--- PROVIDED RECORDS ---
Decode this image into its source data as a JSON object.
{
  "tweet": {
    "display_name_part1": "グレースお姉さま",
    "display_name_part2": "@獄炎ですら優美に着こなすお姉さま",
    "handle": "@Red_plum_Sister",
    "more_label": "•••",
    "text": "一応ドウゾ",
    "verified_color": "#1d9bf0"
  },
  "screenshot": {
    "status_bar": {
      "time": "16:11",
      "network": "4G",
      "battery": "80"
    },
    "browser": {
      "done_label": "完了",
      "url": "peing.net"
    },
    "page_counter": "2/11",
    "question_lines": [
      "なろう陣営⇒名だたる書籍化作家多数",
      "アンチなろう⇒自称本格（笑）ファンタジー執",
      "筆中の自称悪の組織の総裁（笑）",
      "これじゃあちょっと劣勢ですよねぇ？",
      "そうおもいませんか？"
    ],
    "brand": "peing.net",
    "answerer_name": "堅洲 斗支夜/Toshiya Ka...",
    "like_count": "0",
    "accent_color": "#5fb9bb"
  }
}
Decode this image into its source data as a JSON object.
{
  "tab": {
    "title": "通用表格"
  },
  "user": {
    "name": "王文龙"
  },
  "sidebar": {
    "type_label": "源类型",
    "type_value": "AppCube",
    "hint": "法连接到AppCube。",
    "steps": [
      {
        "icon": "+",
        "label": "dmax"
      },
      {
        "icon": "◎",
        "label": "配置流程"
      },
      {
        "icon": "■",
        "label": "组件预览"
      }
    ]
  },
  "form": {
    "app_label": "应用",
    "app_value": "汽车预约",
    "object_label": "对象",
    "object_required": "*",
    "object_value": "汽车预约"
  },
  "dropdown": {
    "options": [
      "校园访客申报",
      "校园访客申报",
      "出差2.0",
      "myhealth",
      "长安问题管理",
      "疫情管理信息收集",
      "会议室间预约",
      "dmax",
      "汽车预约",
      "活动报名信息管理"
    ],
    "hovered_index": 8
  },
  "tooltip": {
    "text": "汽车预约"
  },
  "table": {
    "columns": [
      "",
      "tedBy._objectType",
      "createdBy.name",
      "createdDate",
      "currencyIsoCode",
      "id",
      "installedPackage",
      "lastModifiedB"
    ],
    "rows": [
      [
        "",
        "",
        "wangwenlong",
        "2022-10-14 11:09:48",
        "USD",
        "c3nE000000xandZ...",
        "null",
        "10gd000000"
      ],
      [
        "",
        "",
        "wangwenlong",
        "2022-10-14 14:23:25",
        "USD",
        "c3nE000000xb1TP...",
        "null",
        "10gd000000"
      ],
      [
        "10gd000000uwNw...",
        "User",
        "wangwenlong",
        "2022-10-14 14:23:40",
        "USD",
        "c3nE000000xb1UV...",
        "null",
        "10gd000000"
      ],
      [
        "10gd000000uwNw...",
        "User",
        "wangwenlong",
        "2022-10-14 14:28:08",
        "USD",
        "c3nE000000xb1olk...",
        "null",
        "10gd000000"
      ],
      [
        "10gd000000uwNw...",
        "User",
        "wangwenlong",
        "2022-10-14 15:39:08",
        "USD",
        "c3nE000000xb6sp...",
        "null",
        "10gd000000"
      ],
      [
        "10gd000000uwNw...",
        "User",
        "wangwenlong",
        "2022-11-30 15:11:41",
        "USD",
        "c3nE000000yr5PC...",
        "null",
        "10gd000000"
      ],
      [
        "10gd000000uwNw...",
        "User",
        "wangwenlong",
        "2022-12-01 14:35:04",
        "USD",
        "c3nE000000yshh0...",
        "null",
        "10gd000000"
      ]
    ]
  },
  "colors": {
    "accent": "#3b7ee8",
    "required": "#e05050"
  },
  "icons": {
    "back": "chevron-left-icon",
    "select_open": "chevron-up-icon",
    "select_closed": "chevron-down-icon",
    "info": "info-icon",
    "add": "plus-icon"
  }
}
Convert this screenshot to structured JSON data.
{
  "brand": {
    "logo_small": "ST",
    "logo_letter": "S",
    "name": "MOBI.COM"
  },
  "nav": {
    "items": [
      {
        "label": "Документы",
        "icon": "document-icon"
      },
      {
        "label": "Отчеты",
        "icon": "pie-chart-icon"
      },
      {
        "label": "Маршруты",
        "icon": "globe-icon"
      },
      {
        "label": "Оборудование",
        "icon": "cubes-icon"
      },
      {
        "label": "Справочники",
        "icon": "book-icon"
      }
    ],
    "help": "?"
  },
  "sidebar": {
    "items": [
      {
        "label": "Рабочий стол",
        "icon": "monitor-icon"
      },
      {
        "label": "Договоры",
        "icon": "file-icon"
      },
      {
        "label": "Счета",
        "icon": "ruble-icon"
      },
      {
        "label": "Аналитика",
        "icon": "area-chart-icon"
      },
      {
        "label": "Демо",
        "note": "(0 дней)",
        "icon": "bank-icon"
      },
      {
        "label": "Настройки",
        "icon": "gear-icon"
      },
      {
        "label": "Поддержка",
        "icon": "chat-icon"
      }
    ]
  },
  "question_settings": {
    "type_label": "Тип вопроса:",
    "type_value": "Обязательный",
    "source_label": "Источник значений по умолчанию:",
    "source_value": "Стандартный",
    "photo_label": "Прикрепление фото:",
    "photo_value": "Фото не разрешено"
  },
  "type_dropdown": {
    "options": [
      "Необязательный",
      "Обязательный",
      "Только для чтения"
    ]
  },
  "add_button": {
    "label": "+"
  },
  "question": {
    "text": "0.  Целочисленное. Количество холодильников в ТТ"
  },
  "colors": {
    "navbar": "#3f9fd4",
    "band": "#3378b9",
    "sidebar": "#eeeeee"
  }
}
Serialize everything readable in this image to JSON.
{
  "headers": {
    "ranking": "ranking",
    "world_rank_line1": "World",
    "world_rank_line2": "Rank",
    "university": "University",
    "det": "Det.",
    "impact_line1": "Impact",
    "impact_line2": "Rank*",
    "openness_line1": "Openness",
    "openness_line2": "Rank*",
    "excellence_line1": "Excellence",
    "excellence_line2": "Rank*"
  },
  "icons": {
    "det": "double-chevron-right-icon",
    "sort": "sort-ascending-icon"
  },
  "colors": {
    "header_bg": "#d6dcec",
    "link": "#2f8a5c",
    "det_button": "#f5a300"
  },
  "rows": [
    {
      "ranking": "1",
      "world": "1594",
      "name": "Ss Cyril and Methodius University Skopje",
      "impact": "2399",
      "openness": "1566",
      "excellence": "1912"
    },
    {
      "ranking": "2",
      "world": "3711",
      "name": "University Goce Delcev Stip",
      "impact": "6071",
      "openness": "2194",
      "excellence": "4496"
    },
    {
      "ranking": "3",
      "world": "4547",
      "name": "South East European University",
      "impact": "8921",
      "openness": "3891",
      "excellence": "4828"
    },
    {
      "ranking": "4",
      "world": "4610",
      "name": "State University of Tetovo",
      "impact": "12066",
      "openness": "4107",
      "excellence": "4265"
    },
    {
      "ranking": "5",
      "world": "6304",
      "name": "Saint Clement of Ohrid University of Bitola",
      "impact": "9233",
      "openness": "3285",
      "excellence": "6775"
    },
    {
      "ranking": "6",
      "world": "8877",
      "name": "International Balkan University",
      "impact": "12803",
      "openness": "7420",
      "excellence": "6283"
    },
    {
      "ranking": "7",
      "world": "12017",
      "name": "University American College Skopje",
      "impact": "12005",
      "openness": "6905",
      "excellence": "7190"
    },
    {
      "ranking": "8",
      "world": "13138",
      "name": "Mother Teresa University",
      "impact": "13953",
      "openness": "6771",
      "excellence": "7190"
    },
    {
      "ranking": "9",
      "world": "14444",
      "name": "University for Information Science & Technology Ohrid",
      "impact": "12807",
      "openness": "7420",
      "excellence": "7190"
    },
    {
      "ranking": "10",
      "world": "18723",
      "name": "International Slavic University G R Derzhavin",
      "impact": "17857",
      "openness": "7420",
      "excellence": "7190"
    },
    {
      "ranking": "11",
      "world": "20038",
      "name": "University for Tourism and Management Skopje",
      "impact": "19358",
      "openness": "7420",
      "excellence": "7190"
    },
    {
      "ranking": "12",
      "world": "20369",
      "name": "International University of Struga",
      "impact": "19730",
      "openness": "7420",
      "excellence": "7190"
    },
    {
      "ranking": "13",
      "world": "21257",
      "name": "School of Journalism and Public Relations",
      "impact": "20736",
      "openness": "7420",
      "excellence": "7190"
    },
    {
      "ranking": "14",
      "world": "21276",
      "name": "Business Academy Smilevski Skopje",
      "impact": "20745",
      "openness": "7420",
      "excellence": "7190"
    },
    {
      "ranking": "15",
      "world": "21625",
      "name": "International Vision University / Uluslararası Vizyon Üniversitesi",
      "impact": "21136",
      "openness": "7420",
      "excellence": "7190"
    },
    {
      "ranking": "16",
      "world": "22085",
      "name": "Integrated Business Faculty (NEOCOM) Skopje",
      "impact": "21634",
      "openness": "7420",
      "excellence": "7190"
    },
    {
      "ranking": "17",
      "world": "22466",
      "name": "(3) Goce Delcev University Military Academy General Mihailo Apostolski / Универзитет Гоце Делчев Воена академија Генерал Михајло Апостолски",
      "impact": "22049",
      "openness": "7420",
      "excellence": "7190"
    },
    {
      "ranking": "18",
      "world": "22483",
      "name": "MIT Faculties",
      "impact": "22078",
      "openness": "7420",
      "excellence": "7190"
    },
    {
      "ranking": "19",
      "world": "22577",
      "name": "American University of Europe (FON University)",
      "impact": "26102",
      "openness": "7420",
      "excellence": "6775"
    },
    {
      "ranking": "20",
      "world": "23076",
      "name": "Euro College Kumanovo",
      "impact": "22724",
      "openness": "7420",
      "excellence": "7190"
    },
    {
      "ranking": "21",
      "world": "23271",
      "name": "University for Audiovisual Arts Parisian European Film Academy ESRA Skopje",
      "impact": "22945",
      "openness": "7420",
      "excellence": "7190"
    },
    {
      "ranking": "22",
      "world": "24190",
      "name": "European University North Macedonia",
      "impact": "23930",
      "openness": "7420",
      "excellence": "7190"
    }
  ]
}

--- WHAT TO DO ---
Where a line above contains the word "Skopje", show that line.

--- TASK RESPONSE ---
      "name": "Ss Cyril and Methodius University Skopje",
      "name": "University American College Skopje",
      "name": "University for Tourism and Management Skopje",
      "name": "Business Academy Smilevski Skopje",
      "name": "Integrated Business Faculty (NEOCOM) Skopje",
      "name": "University for Audiovisual Arts Parisian European Film Academy ESRA Skopje",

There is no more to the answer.